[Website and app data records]

※ ※ ※

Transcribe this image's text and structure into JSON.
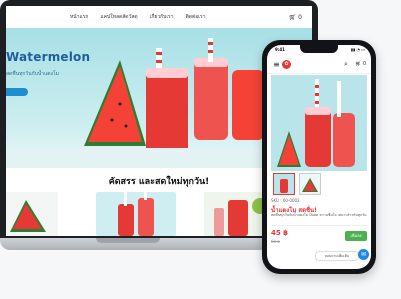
{
  "nav": {
    "links": [
      "หน้าแรก",
      "แคปใหลดสัดวัสดุ",
      "เกี่ยวกับเรา",
      "ติดต่อเรา"
    ],
    "cart": "0"
  },
  "hero": {
    "title": "Watermelon",
    "subtitle": "สดชื่นทุกวันกับน้ำแตงโม"
  },
  "section": {
    "title": "คัดสรร และสดใหม่ทุกวัน!"
  },
  "phone": {
    "time": "9:41",
    "status_icons": "▮▮ ◔ ▭",
    "cart": "0",
    "sku": "SKU : 00-0002",
    "product_name": "น้ำแตงโม สดชื่น!",
    "product_desc": "สดชื่นทุกวันกับน้ำแตงโม ปั่นสด หวานชื่นใจ เหมาะสำหรับทุกวัน",
    "price": "45 ฿",
    "old_price": "60 ฿",
    "add_cart": "เพิ่มลง",
    "chat_text": "สอบถามเพิ่มเติม"
  },
  "colors": {
    "accent": "#e53935",
    "brand_blue": "#1e5e9e",
    "cta_green": "#4caf50"
  },
  "icons": [
    "menu-icon",
    "logo-icon",
    "search-icon",
    "cart-icon",
    "chat-icon"
  ]
}
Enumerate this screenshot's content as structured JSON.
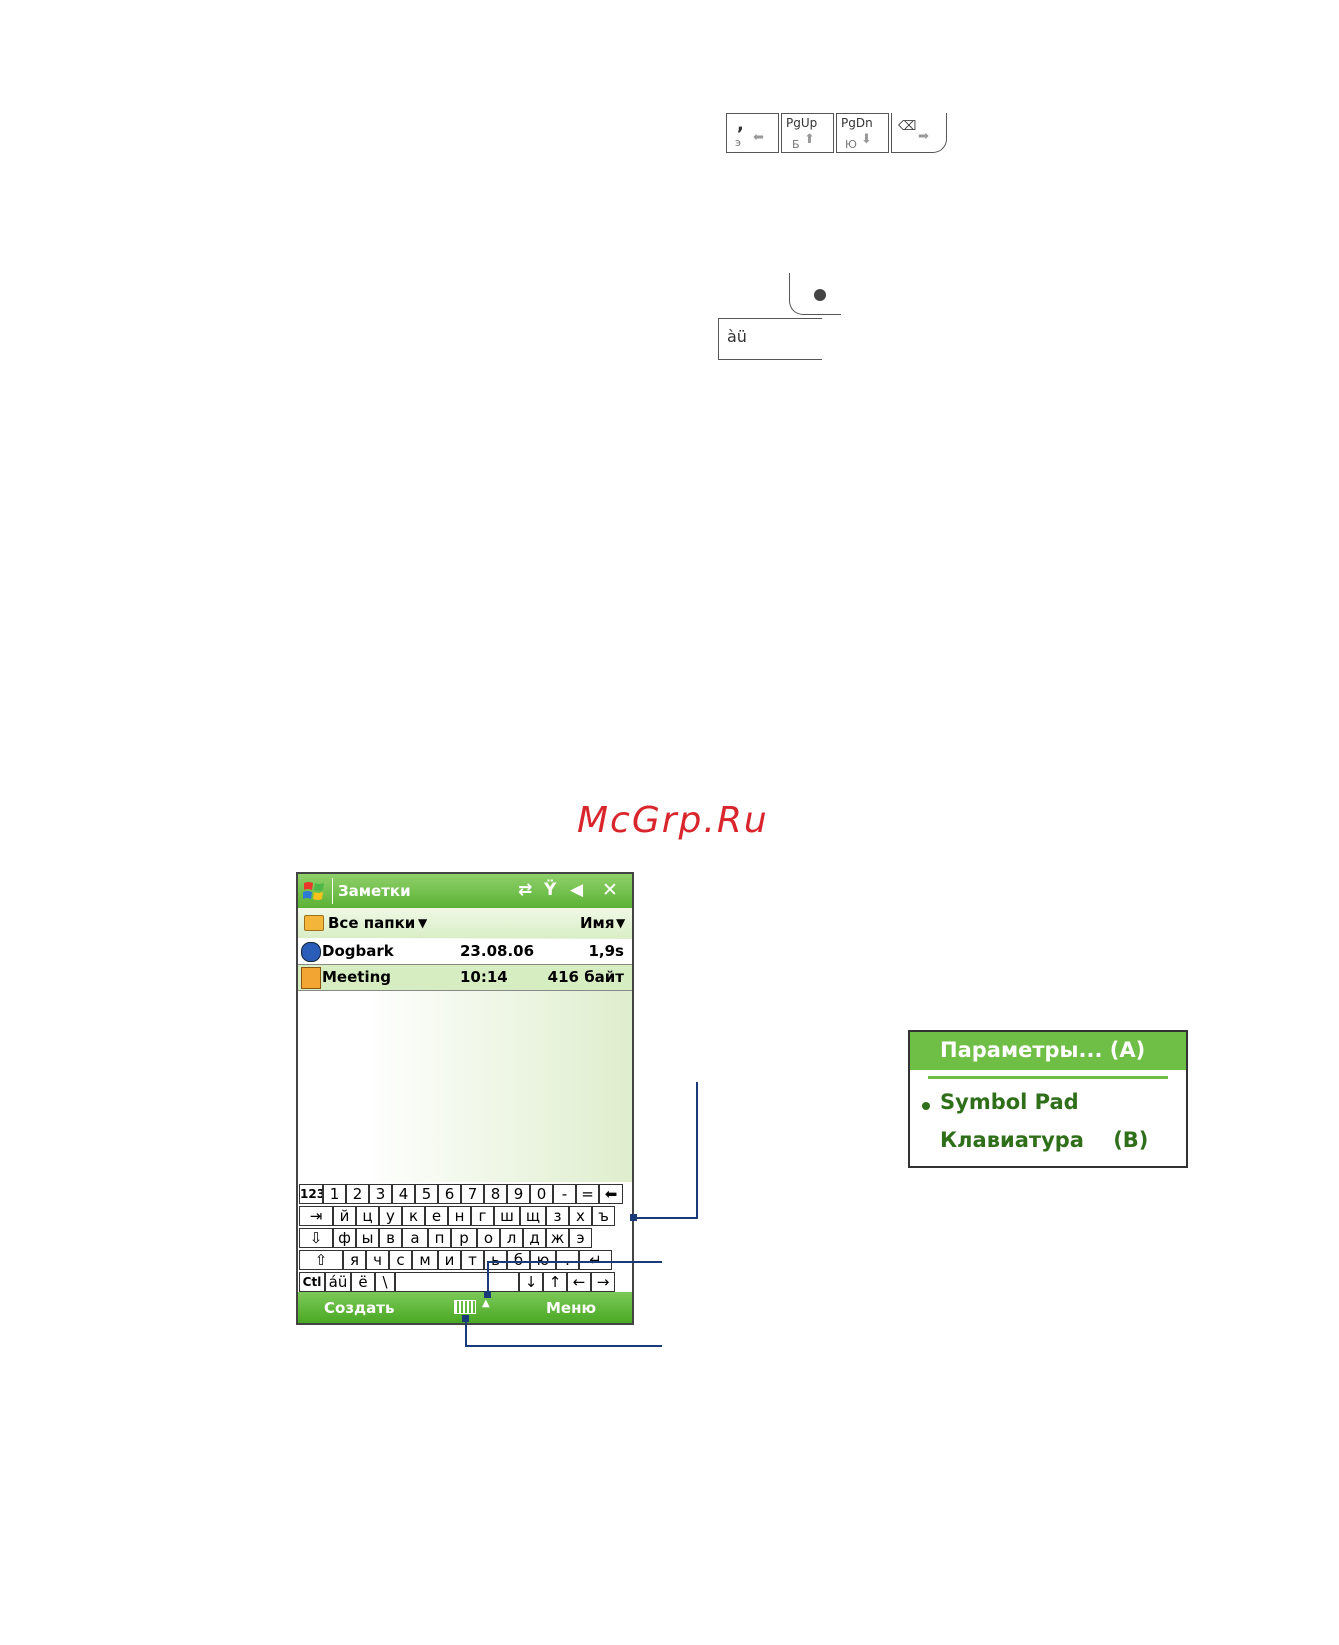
{
  "top_keys": {
    "comma_key": {
      "main": ",",
      "sub": "э"
    },
    "pgup_key": {
      "main": "PgUp",
      "sub": "Б"
    },
    "pgdn_key": {
      "main": "PgDn",
      "sub": "Ю"
    },
    "accent_key": {
      "main": "àü"
    }
  },
  "watermark": "McGrp.Ru",
  "device": {
    "title": "Заметки",
    "folder_label": "Все папки",
    "sort_label": "Имя",
    "files": [
      {
        "name": "Dogbark",
        "date": "23.08.06",
        "size": "1,9s"
      },
      {
        "name": "Meeting",
        "date": "10:14",
        "size": "416 байт"
      }
    ],
    "keyboard": {
      "row1": [
        "123",
        "1",
        "2",
        "3",
        "4",
        "5",
        "6",
        "7",
        "8",
        "9",
        "0",
        "-",
        "=",
        "⬅"
      ],
      "row2": [
        "⇥",
        "й",
        "ц",
        "у",
        "к",
        "е",
        "н",
        "г",
        "ш",
        "щ",
        "з",
        "х",
        "ъ"
      ],
      "row3": [
        "⇩",
        "ф",
        "ы",
        "в",
        "а",
        "п",
        "р",
        "о",
        "л",
        "д",
        "ж",
        "э"
      ],
      "row4": [
        "⇧",
        "я",
        "ч",
        "с",
        "м",
        "и",
        "т",
        "ь",
        "б",
        "ю",
        ".",
        "↵"
      ],
      "row5": [
        "Ctl",
        "áü",
        "ё",
        "\\",
        "",
        "↓",
        "↑",
        "←",
        "→"
      ]
    },
    "menu_left": "Создать",
    "menu_right": "Меню"
  },
  "popup": {
    "options": "Параметры... (A)",
    "symbol_pad": "Symbol Pad",
    "keyboard": "Клавиатура    (B)"
  }
}
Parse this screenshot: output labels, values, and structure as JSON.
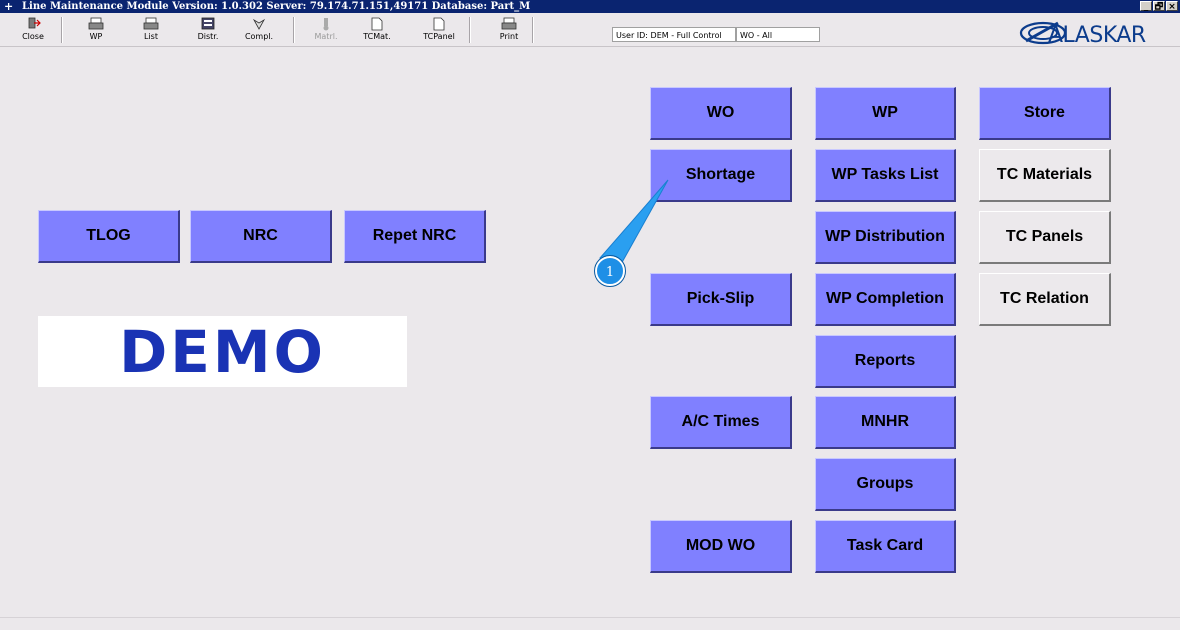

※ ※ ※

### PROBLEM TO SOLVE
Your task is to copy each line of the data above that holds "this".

### YOUR SOLUTION
Transcribe this image's text and structure into JSON.
Enumerate this screenshot's content as structured JSON.
Parse this screenshot: output labels, values, and structure as JSON.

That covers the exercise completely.